» **What you will do**: Where a line holds the word "Jones", copy that line from the data below.

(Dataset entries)
+ + + +
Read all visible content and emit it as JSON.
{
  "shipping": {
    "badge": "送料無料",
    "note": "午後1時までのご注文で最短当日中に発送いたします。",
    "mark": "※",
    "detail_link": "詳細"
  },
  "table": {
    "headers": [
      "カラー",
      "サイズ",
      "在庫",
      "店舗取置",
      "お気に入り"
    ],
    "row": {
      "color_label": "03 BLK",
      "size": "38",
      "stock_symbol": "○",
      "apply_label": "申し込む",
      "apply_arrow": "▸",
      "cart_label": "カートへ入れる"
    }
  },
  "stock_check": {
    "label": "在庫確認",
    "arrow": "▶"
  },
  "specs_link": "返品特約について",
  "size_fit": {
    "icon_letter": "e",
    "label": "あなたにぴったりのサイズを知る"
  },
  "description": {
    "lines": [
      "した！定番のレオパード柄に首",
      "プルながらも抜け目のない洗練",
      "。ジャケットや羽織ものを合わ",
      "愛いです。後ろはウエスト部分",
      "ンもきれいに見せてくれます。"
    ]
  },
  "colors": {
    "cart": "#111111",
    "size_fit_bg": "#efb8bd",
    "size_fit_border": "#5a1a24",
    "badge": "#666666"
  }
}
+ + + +
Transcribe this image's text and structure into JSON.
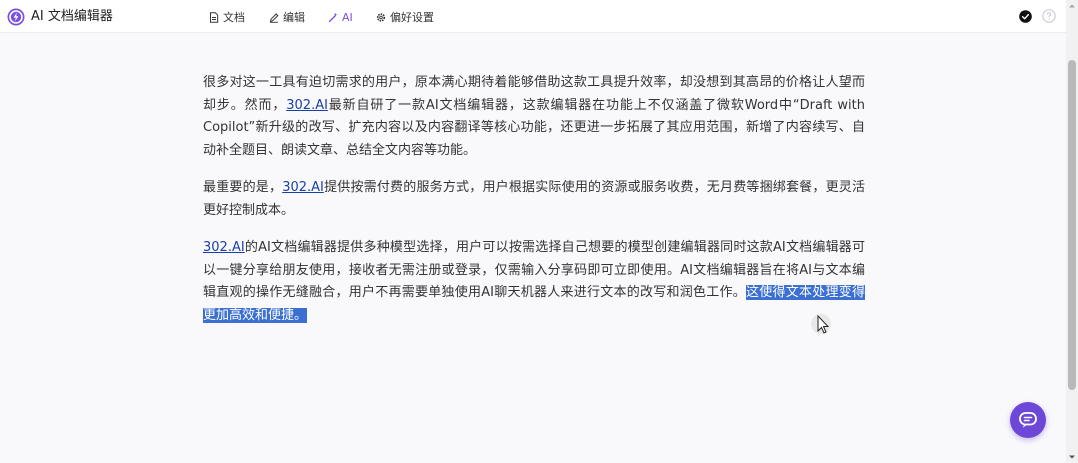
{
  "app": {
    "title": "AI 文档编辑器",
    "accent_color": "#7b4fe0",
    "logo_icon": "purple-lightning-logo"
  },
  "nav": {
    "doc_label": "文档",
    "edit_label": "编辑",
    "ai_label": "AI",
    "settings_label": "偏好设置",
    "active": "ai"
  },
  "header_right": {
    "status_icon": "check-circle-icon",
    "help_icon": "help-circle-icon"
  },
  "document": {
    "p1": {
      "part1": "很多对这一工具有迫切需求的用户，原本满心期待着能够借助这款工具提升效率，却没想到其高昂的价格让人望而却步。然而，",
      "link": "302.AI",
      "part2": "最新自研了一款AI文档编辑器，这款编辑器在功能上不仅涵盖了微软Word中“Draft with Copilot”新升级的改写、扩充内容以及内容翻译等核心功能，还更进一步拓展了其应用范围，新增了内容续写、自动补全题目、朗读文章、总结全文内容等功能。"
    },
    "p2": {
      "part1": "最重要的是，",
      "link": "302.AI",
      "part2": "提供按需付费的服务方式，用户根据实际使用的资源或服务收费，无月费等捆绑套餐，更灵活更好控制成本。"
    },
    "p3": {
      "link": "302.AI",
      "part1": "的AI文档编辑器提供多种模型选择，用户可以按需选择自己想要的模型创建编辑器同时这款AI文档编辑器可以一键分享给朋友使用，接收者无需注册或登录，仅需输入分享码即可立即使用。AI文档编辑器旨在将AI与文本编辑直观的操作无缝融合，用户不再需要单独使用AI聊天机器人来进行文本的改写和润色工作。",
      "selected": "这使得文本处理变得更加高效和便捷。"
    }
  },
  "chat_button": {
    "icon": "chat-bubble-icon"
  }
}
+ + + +
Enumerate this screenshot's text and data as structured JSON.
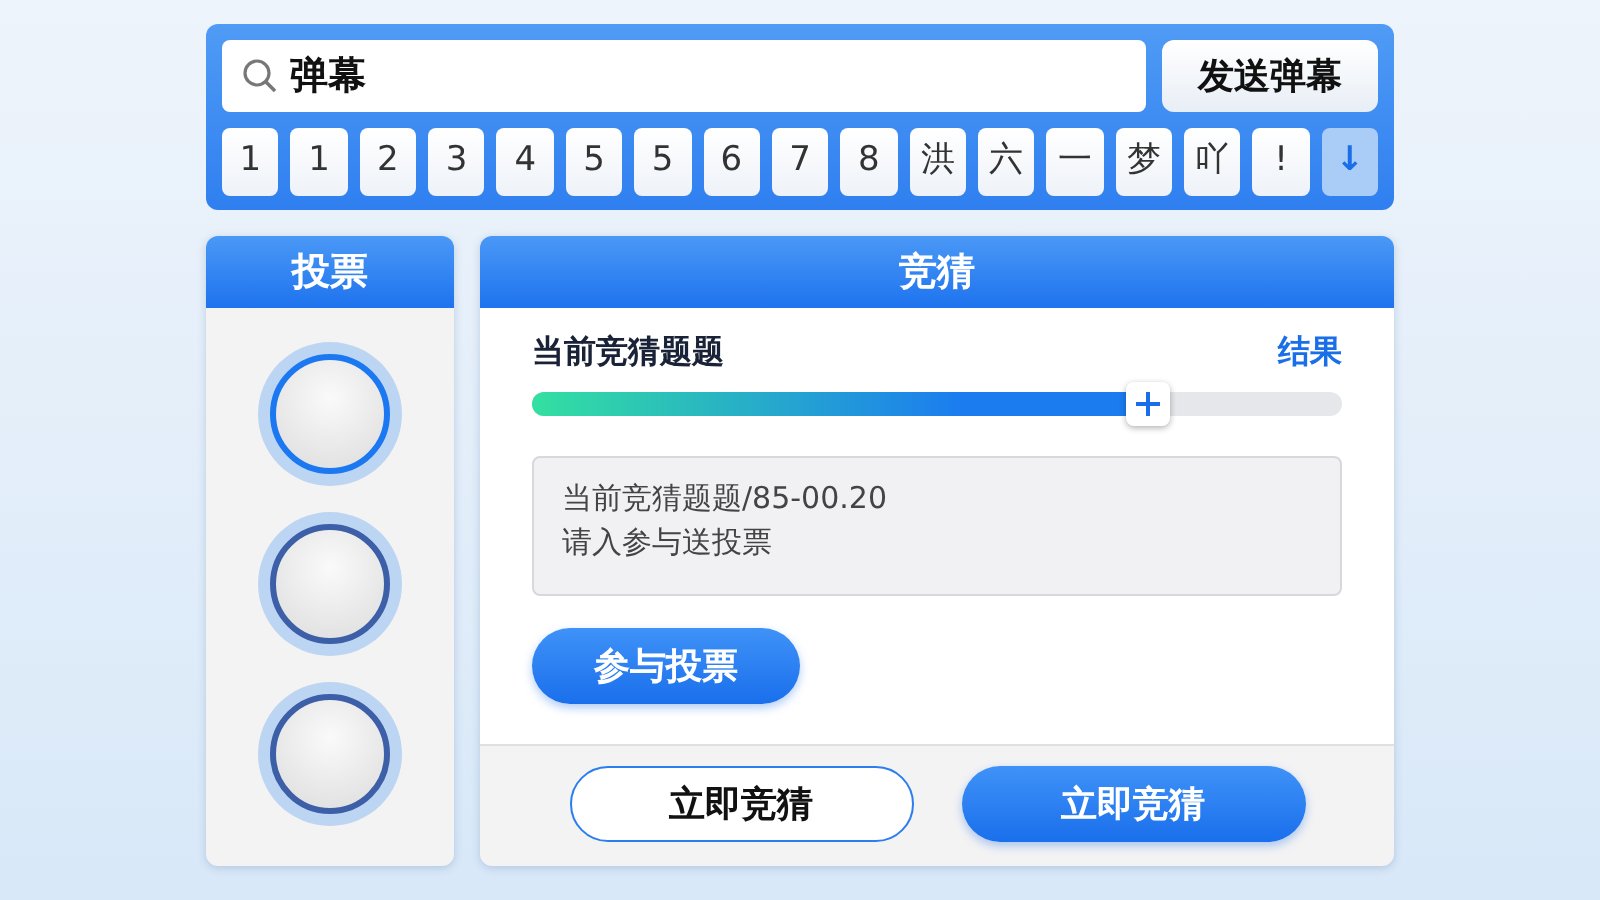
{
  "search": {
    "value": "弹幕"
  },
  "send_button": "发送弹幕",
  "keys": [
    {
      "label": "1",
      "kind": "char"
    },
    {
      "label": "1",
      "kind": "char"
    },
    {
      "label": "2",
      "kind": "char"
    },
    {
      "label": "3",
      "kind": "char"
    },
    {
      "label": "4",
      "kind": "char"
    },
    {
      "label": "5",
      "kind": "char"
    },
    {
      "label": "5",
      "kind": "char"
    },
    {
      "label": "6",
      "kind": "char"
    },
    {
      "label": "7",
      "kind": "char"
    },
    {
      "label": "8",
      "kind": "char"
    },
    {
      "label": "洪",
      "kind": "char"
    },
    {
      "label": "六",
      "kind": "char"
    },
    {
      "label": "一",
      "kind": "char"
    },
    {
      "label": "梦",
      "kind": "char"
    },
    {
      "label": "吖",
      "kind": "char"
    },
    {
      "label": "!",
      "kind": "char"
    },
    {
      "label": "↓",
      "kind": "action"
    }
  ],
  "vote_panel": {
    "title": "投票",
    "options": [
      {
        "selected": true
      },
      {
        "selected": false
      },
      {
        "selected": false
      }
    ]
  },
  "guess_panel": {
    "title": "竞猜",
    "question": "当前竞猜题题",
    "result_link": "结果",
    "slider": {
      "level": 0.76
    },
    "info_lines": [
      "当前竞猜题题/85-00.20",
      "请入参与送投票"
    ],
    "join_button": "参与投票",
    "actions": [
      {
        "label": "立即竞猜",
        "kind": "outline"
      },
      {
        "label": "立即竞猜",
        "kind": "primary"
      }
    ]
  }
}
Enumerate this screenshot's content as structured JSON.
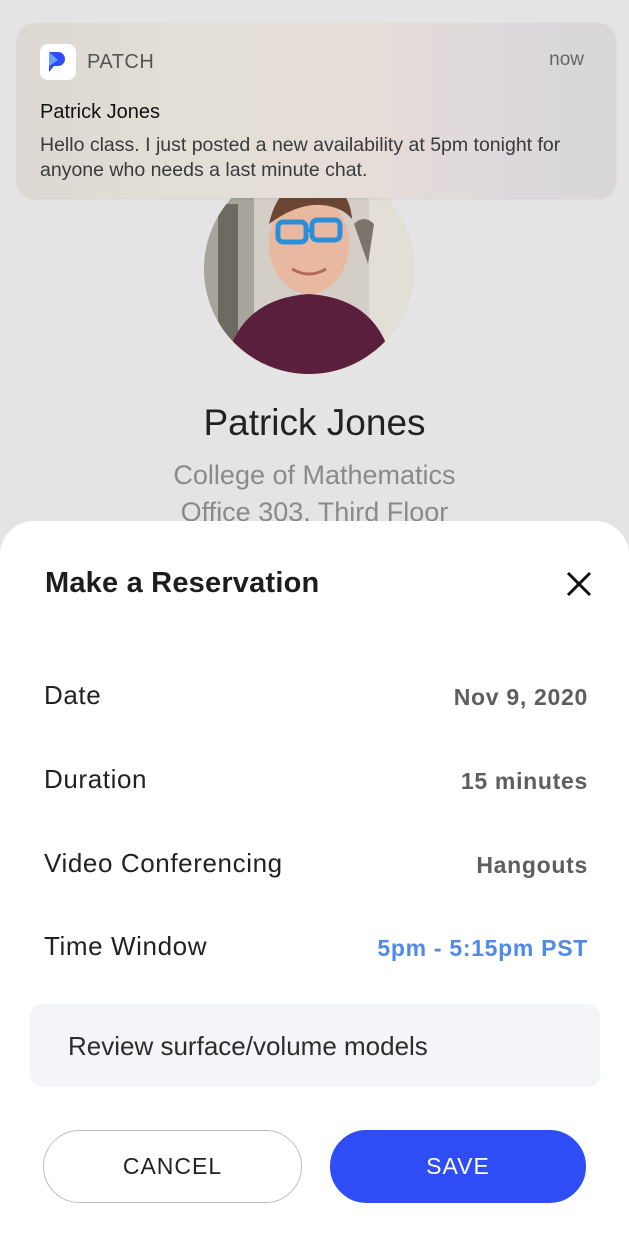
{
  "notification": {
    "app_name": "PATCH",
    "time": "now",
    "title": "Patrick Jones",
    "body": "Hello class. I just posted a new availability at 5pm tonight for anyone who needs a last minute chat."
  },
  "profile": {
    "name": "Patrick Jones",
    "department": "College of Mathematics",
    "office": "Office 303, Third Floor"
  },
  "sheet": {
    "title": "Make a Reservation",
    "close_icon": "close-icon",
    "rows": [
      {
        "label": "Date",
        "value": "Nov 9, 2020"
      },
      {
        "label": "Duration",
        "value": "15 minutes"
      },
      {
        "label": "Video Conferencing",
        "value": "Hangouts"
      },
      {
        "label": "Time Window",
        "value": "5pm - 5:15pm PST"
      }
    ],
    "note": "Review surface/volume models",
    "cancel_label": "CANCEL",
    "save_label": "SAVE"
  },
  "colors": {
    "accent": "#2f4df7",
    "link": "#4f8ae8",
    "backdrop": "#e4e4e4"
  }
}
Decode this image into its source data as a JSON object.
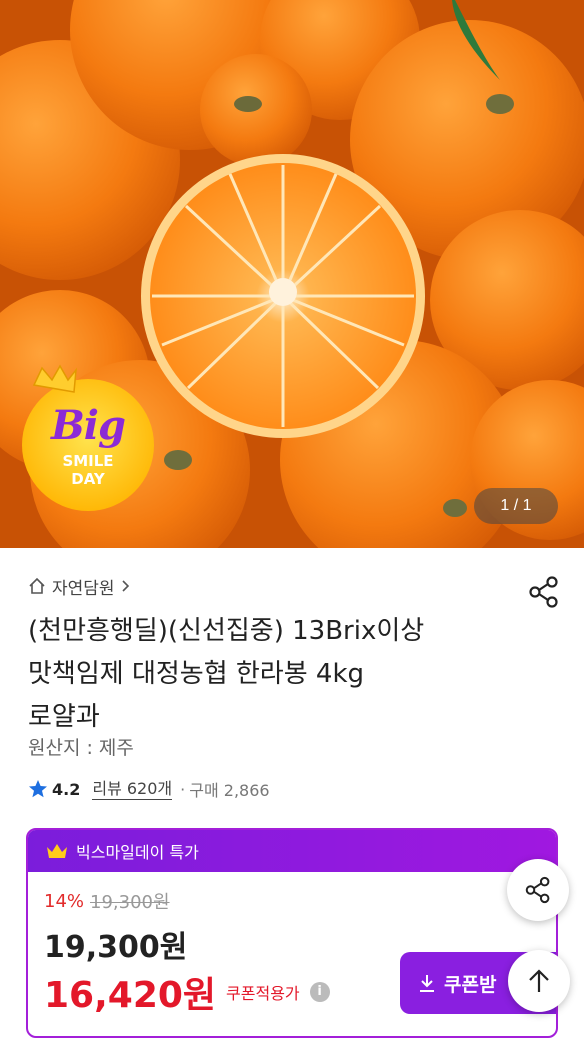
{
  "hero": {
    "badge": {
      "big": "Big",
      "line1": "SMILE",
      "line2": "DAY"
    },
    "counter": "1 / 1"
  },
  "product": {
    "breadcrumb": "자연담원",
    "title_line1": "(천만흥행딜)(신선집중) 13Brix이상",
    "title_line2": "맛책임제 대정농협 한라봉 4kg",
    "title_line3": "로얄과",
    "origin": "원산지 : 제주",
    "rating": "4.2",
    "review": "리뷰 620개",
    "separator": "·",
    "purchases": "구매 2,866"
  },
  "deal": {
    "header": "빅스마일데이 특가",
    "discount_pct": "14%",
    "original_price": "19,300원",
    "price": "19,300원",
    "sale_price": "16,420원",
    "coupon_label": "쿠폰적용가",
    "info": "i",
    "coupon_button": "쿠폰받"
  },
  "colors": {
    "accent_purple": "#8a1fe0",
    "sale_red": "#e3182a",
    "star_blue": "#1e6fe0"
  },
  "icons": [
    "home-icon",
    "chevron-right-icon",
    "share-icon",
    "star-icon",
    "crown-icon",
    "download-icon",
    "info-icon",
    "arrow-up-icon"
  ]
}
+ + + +
» **Task output**:
    "title": "Patrick Jones",
    "name": "Patrick Jones",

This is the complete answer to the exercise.